* Data shown *
----------

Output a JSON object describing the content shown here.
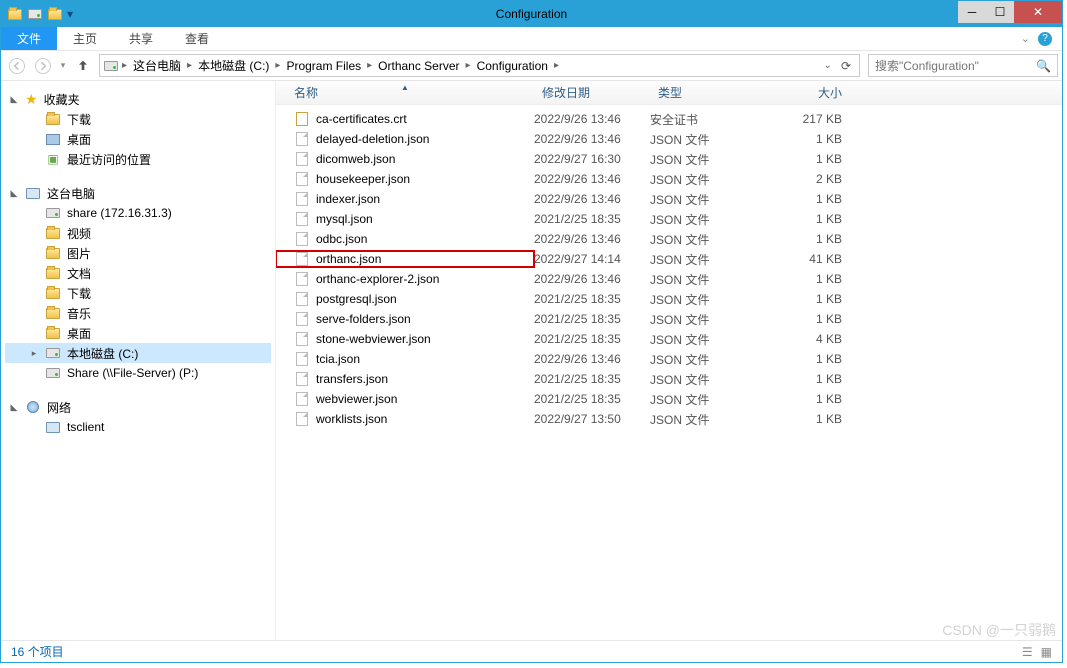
{
  "window": {
    "title": "Configuration"
  },
  "ribbon": {
    "file": "文件",
    "tabs": [
      "主页",
      "共享",
      "查看"
    ]
  },
  "breadcrumb": {
    "segments": [
      "这台电脑",
      "本地磁盘 (C:)",
      "Program Files",
      "Orthanc Server",
      "Configuration"
    ]
  },
  "search": {
    "placeholder": "搜索\"Configuration\""
  },
  "nav_pane": {
    "favorites": {
      "label": "收藏夹",
      "items": [
        {
          "label": "下载",
          "icon": "download"
        },
        {
          "label": "桌面",
          "icon": "desktop"
        },
        {
          "label": "最近访问的位置",
          "icon": "recent"
        }
      ]
    },
    "this_pc": {
      "label": "这台电脑",
      "items": [
        {
          "label": "share (172.16.31.3)",
          "icon": "netfolder"
        },
        {
          "label": "视频",
          "icon": "folder"
        },
        {
          "label": "图片",
          "icon": "folder"
        },
        {
          "label": "文档",
          "icon": "folder"
        },
        {
          "label": "下载",
          "icon": "folder"
        },
        {
          "label": "音乐",
          "icon": "folder"
        },
        {
          "label": "桌面",
          "icon": "folder"
        },
        {
          "label": "本地磁盘 (C:)",
          "icon": "drive",
          "selected": true
        },
        {
          "label": "Share (\\\\File-Server) (P:)",
          "icon": "netdrive"
        }
      ]
    },
    "network": {
      "label": "网络",
      "items": [
        {
          "label": "tsclient",
          "icon": "pc"
        }
      ]
    }
  },
  "columns": {
    "name": "名称",
    "date": "修改日期",
    "type": "类型",
    "size": "大小"
  },
  "highlight_file": "orthanc.json",
  "files": [
    {
      "name": "ca-certificates.crt",
      "date": "2022/9/26 13:46",
      "type": "安全证书",
      "size": "217 KB",
      "icon": "cert"
    },
    {
      "name": "delayed-deletion.json",
      "date": "2022/9/26 13:46",
      "type": "JSON 文件",
      "size": "1 KB",
      "icon": "file"
    },
    {
      "name": "dicomweb.json",
      "date": "2022/9/27 16:30",
      "type": "JSON 文件",
      "size": "1 KB",
      "icon": "file"
    },
    {
      "name": "housekeeper.json",
      "date": "2022/9/26 13:46",
      "type": "JSON 文件",
      "size": "2 KB",
      "icon": "file"
    },
    {
      "name": "indexer.json",
      "date": "2022/9/26 13:46",
      "type": "JSON 文件",
      "size": "1 KB",
      "icon": "file"
    },
    {
      "name": "mysql.json",
      "date": "2021/2/25 18:35",
      "type": "JSON 文件",
      "size": "1 KB",
      "icon": "file"
    },
    {
      "name": "odbc.json",
      "date": "2022/9/26 13:46",
      "type": "JSON 文件",
      "size": "1 KB",
      "icon": "file"
    },
    {
      "name": "orthanc.json",
      "date": "2022/9/27 14:14",
      "type": "JSON 文件",
      "size": "41 KB",
      "icon": "file"
    },
    {
      "name": "orthanc-explorer-2.json",
      "date": "2022/9/26 13:46",
      "type": "JSON 文件",
      "size": "1 KB",
      "icon": "file"
    },
    {
      "name": "postgresql.json",
      "date": "2021/2/25 18:35",
      "type": "JSON 文件",
      "size": "1 KB",
      "icon": "file"
    },
    {
      "name": "serve-folders.json",
      "date": "2021/2/25 18:35",
      "type": "JSON 文件",
      "size": "1 KB",
      "icon": "file"
    },
    {
      "name": "stone-webviewer.json",
      "date": "2021/2/25 18:35",
      "type": "JSON 文件",
      "size": "4 KB",
      "icon": "file"
    },
    {
      "name": "tcia.json",
      "date": "2022/9/26 13:46",
      "type": "JSON 文件",
      "size": "1 KB",
      "icon": "file"
    },
    {
      "name": "transfers.json",
      "date": "2021/2/25 18:35",
      "type": "JSON 文件",
      "size": "1 KB",
      "icon": "file"
    },
    {
      "name": "webviewer.json",
      "date": "2021/2/25 18:35",
      "type": "JSON 文件",
      "size": "1 KB",
      "icon": "file"
    },
    {
      "name": "worklists.json",
      "date": "2022/9/27 13:50",
      "type": "JSON 文件",
      "size": "1 KB",
      "icon": "file"
    }
  ],
  "status": {
    "count_label": "16 个项目"
  },
  "watermark": "CSDN @一只弱鹅"
}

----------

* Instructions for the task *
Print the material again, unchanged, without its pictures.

* Expected answer *
Output a JSON object describing the content shown here.
{
  "window": {
    "title": "Configuration"
  },
  "ribbon": {
    "file": "文件",
    "tabs": [
      "主页",
      "共享",
      "查看"
    ]
  },
  "breadcrumb": {
    "segments": [
      "这台电脑",
      "本地磁盘 (C:)",
      "Program Files",
      "Orthanc Server",
      "Configuration"
    ]
  },
  "search": {
    "placeholder": "搜索\"Configuration\""
  },
  "nav_pane": {
    "favorites": {
      "label": "收藏夹",
      "items": [
        {
          "label": "下载",
          "icon": "download"
        },
        {
          "label": "桌面",
          "icon": "desktop"
        },
        {
          "label": "最近访问的位置",
          "icon": "recent"
        }
      ]
    },
    "this_pc": {
      "label": "这台电脑",
      "items": [
        {
          "label": "share (172.16.31.3)",
          "icon": "netfolder"
        },
        {
          "label": "视频",
          "icon": "folder"
        },
        {
          "label": "图片",
          "icon": "folder"
        },
        {
          "label": "文档",
          "icon": "folder"
        },
        {
          "label": "下载",
          "icon": "folder"
        },
        {
          "label": "音乐",
          "icon": "folder"
        },
        {
          "label": "桌面",
          "icon": "folder"
        },
        {
          "label": "本地磁盘 (C:)",
          "icon": "drive",
          "selected": true
        },
        {
          "label": "Share (\\\\File-Server) (P:)",
          "icon": "netdrive"
        }
      ]
    },
    "network": {
      "label": "网络",
      "items": [
        {
          "label": "tsclient",
          "icon": "pc"
        }
      ]
    }
  },
  "columns": {
    "name": "名称",
    "date": "修改日期",
    "type": "类型",
    "size": "大小"
  },
  "highlight_file": "orthanc.json",
  "files": [
    {
      "name": "ca-certificates.crt",
      "date": "2022/9/26 13:46",
      "type": "安全证书",
      "size": "217 KB",
      "icon": "cert"
    },
    {
      "name": "delayed-deletion.json",
      "date": "2022/9/26 13:46",
      "type": "JSON 文件",
      "size": "1 KB",
      "icon": "file"
    },
    {
      "name": "dicomweb.json",
      "date": "2022/9/27 16:30",
      "type": "JSON 文件",
      "size": "1 KB",
      "icon": "file"
    },
    {
      "name": "housekeeper.json",
      "date": "2022/9/26 13:46",
      "type": "JSON 文件",
      "size": "2 KB",
      "icon": "file"
    },
    {
      "name": "indexer.json",
      "date": "2022/9/26 13:46",
      "type": "JSON 文件",
      "size": "1 KB",
      "icon": "file"
    },
    {
      "name": "mysql.json",
      "date": "2021/2/25 18:35",
      "type": "JSON 文件",
      "size": "1 KB",
      "icon": "file"
    },
    {
      "name": "odbc.json",
      "date": "2022/9/26 13:46",
      "type": "JSON 文件",
      "size": "1 KB",
      "icon": "file"
    },
    {
      "name": "orthanc.json",
      "date": "2022/9/27 14:14",
      "type": "JSON 文件",
      "size": "41 KB",
      "icon": "file"
    },
    {
      "name": "orthanc-explorer-2.json",
      "date": "2022/9/26 13:46",
      "type": "JSON 文件",
      "size": "1 KB",
      "icon": "file"
    },
    {
      "name": "postgresql.json",
      "date": "2021/2/25 18:35",
      "type": "JSON 文件",
      "size": "1 KB",
      "icon": "file"
    },
    {
      "name": "serve-folders.json",
      "date": "2021/2/25 18:35",
      "type": "JSON 文件",
      "size": "1 KB",
      "icon": "file"
    },
    {
      "name": "stone-webviewer.json",
      "date": "2021/2/25 18:35",
      "type": "JSON 文件",
      "size": "4 KB",
      "icon": "file"
    },
    {
      "name": "tcia.json",
      "date": "2022/9/26 13:46",
      "type": "JSON 文件",
      "size": "1 KB",
      "icon": "file"
    },
    {
      "name": "transfers.json",
      "date": "2021/2/25 18:35",
      "type": "JSON 文件",
      "size": "1 KB",
      "icon": "file"
    },
    {
      "name": "webviewer.json",
      "date": "2021/2/25 18:35",
      "type": "JSON 文件",
      "size": "1 KB",
      "icon": "file"
    },
    {
      "name": "worklists.json",
      "date": "2022/9/27 13:50",
      "type": "JSON 文件",
      "size": "1 KB",
      "icon": "file"
    }
  ],
  "status": {
    "count_label": "16 个项目"
  },
  "watermark": "CSDN @一只弱鹅"
}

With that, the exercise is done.